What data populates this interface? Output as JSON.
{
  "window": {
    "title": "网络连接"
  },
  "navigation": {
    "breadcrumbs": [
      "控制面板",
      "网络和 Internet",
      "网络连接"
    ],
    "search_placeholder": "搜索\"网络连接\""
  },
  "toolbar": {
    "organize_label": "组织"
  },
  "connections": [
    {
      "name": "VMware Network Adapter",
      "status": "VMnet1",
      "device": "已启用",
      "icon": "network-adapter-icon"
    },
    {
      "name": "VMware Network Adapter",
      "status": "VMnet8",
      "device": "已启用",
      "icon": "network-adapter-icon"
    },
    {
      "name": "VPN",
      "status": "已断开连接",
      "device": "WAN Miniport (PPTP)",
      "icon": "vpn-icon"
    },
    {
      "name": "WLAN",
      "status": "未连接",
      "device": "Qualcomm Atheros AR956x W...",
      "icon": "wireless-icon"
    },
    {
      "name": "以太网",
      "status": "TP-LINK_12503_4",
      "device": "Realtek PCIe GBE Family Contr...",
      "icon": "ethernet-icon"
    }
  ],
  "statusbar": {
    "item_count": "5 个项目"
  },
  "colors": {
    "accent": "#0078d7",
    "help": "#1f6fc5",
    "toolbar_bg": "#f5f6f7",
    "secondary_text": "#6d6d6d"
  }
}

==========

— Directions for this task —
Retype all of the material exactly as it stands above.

— Exercise response —
What data populates this interface? Output as JSON.
{
  "window": {
    "title": "网络连接"
  },
  "navigation": {
    "breadcrumbs": [
      "控制面板",
      "网络和 Internet",
      "网络连接"
    ],
    "search_placeholder": "搜索\"网络连接\""
  },
  "toolbar": {
    "organize_label": "组织"
  },
  "connections": [
    {
      "name": "VMware Network Adapter",
      "status": "VMnet1",
      "device": "已启用",
      "icon": "network-adapter-icon"
    },
    {
      "name": "VMware Network Adapter",
      "status": "VMnet8",
      "device": "已启用",
      "icon": "network-adapter-icon"
    },
    {
      "name": "VPN",
      "status": "已断开连接",
      "device": "WAN Miniport (PPTP)",
      "icon": "vpn-icon"
    },
    {
      "name": "WLAN",
      "status": "未连接",
      "device": "Qualcomm Atheros AR956x W...",
      "icon": "wireless-icon"
    },
    {
      "name": "以太网",
      "status": "TP-LINK_12503_4",
      "device": "Realtek PCIe GBE Family Contr...",
      "icon": "ethernet-icon"
    }
  ],
  "statusbar": {
    "item_count": "5 个项目"
  },
  "colors": {
    "accent": "#0078d7",
    "help": "#1f6fc5",
    "toolbar_bg": "#f5f6f7",
    "secondary_text": "#6d6d6d"
  }
}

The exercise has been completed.